When I began my clinical rotations sophomore year, I realized with some discontent that I would not be satisfied to be a bedside nurse for my entire career. The aspects I love most about nursing—improving the lives of patients through health education and by implementing my problem-solving techniques to holistically treat their conditions—had application but not enough to fulfill me. After exploring a variety of different avenues, I realized that women and children are my favorite population to work with and I prefer to do so in the public health setting. I had always seen graduate school as the key to working with these populations, and while I will most likely still pursue that, I have been exposed to a whole new avenue: social entrepreneurship. I have learned that nursing is not the only career with will allow me to benefit the lives of others and I have gained confidence in realizing that I need not be confined.  The transformation this project has provided me with set me up to be satisfied in the pursuit of my passions and allowed me to gain relevant experience relating to public health of women and children. I am thrilled that this application could easily be translated into a research project. When it comes to making a difference and pursuing my ambitions, I have realized that the time to chase this goal is not “sometime in the future,” but instead “now.”

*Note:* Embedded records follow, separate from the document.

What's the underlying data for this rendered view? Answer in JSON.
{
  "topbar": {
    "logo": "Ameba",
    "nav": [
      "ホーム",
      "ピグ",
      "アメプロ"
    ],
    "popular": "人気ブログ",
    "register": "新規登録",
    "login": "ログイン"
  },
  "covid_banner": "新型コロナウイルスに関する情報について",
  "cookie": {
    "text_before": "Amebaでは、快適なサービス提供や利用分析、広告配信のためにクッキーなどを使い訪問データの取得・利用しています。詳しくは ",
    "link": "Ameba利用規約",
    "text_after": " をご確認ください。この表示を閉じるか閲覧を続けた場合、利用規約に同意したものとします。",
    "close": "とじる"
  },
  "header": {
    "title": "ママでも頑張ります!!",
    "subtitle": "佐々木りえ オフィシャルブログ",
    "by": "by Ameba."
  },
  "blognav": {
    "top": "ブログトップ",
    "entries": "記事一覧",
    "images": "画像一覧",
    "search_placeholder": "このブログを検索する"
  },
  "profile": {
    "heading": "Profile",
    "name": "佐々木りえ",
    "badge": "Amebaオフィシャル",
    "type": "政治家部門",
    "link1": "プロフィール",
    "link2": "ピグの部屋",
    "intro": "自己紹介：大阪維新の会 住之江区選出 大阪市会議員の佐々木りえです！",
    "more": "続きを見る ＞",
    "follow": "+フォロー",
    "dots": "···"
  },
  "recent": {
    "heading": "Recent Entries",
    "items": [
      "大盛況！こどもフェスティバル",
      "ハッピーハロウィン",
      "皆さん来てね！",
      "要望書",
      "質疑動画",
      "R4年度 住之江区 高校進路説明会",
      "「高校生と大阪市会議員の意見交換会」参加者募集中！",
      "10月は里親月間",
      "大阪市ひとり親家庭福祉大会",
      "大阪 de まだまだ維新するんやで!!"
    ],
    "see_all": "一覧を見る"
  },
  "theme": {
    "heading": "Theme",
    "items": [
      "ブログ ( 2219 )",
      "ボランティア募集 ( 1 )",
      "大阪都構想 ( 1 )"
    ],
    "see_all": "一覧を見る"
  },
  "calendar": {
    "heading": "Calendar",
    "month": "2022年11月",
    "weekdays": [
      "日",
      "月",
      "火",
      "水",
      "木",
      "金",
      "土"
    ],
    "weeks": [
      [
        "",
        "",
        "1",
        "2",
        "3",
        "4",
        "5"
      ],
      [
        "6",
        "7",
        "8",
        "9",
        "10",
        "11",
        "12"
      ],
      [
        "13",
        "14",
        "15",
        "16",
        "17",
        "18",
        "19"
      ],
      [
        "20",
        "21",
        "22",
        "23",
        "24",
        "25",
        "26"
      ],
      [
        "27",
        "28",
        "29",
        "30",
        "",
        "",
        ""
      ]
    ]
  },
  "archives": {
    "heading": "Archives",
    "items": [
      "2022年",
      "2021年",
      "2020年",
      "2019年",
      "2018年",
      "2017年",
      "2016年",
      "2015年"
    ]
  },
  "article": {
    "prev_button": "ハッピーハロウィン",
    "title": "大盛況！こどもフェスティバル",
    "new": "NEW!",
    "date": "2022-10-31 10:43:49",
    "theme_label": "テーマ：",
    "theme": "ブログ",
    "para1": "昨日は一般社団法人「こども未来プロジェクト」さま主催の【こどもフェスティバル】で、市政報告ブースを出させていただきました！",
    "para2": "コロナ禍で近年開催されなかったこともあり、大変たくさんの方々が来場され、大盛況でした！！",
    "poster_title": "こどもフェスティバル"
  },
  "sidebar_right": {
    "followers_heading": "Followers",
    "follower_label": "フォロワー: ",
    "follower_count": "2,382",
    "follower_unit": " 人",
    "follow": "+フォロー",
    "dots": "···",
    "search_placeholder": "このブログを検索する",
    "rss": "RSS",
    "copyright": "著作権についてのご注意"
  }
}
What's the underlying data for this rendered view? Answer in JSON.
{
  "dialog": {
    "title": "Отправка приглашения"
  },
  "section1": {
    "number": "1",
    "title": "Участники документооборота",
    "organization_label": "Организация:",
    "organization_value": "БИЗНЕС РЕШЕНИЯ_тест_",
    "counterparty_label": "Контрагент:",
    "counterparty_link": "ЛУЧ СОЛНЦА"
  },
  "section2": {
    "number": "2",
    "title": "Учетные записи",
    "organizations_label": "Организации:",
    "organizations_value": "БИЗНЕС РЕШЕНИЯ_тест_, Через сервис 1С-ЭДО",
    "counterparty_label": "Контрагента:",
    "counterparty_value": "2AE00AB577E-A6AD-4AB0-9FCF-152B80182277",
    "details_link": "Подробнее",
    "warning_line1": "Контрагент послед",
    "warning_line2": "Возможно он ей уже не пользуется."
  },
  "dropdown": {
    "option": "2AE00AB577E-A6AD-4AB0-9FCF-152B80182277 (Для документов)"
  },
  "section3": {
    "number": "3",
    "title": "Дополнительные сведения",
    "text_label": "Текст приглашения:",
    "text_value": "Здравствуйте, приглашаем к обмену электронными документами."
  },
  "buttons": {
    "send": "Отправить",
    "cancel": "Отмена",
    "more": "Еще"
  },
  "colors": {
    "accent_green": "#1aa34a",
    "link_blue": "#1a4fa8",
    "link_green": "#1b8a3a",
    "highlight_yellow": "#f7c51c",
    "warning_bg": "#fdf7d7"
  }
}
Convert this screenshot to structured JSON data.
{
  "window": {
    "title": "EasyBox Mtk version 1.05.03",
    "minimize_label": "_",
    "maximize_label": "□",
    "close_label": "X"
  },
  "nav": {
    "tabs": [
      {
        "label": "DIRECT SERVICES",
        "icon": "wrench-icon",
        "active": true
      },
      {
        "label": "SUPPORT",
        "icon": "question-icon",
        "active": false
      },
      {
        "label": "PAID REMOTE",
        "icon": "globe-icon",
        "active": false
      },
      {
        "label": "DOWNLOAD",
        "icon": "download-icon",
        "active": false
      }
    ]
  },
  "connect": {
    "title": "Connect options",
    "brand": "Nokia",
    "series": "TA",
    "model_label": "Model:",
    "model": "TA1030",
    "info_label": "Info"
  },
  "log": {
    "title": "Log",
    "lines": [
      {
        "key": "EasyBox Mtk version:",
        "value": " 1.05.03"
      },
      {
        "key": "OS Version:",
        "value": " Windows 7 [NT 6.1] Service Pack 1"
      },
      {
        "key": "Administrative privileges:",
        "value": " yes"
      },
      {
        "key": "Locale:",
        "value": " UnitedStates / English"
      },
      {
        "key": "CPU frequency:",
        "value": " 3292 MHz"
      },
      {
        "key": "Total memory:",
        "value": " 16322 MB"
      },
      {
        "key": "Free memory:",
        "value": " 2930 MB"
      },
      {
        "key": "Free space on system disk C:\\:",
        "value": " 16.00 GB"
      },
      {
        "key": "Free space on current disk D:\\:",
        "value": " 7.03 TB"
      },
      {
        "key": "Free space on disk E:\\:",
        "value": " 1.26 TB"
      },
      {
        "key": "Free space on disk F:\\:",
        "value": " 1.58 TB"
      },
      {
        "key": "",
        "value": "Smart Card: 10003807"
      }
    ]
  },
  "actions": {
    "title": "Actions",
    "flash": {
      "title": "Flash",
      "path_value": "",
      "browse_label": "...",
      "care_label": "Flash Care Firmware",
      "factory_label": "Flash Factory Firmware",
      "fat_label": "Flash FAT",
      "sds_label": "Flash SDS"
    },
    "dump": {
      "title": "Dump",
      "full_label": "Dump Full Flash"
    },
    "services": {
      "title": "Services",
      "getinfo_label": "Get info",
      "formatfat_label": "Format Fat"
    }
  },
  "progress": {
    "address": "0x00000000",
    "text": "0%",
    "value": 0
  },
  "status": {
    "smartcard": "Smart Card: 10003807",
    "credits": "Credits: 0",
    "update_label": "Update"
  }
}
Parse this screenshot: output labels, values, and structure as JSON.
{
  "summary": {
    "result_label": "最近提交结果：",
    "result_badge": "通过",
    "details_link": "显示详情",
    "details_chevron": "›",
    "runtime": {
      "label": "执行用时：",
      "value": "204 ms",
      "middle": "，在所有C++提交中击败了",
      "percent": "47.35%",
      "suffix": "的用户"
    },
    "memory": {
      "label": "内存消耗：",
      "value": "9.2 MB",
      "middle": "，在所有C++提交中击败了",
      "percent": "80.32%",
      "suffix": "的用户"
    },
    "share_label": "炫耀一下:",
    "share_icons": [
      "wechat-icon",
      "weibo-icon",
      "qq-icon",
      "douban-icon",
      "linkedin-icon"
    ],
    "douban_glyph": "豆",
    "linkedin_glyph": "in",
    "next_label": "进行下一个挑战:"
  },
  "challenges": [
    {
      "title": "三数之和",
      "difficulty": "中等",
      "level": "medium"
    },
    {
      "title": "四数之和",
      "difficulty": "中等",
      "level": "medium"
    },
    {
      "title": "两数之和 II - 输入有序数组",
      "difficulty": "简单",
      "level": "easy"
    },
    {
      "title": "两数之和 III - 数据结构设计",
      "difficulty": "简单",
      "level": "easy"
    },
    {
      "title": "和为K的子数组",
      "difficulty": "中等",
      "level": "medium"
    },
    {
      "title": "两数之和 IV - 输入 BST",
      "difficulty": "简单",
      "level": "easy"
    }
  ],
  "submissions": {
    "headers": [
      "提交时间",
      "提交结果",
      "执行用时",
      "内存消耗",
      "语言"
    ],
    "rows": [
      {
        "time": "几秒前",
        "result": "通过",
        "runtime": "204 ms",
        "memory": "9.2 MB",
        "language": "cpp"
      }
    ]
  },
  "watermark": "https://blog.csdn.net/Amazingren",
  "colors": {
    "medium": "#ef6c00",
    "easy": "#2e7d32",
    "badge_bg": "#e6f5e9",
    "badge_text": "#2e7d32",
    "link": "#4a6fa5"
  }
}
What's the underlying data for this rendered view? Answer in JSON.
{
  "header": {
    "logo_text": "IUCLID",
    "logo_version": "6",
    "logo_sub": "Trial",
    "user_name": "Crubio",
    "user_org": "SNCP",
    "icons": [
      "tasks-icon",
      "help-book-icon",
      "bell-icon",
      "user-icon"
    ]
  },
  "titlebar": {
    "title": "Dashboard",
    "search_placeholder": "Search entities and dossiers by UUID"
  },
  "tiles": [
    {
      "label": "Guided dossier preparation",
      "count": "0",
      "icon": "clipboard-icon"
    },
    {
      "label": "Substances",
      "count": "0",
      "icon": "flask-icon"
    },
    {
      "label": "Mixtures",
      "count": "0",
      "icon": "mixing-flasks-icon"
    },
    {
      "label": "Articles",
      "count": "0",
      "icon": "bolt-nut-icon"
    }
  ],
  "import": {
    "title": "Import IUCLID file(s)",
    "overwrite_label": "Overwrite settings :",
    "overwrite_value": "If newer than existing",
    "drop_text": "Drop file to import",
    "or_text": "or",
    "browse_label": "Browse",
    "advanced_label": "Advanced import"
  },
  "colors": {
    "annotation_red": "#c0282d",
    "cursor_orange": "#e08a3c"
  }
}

One of the reasons I chose to attend Ohio State over other universities was because I knew that their dedication to research, investing in their students, and vast accolades across a variety of disciplines would provide me with opportunities and growth that a smaller school could never offer. My STEP experience is a testament to the university’s dedication to student potential. Acquiring knowledge, as I do in the classroom, is important, but it is valuable only when accompanied by action. Thank you Ohio State for inspiring and funding that action.

Example of informative graphics of prototype.

Maternal Health Selection Page of Prototype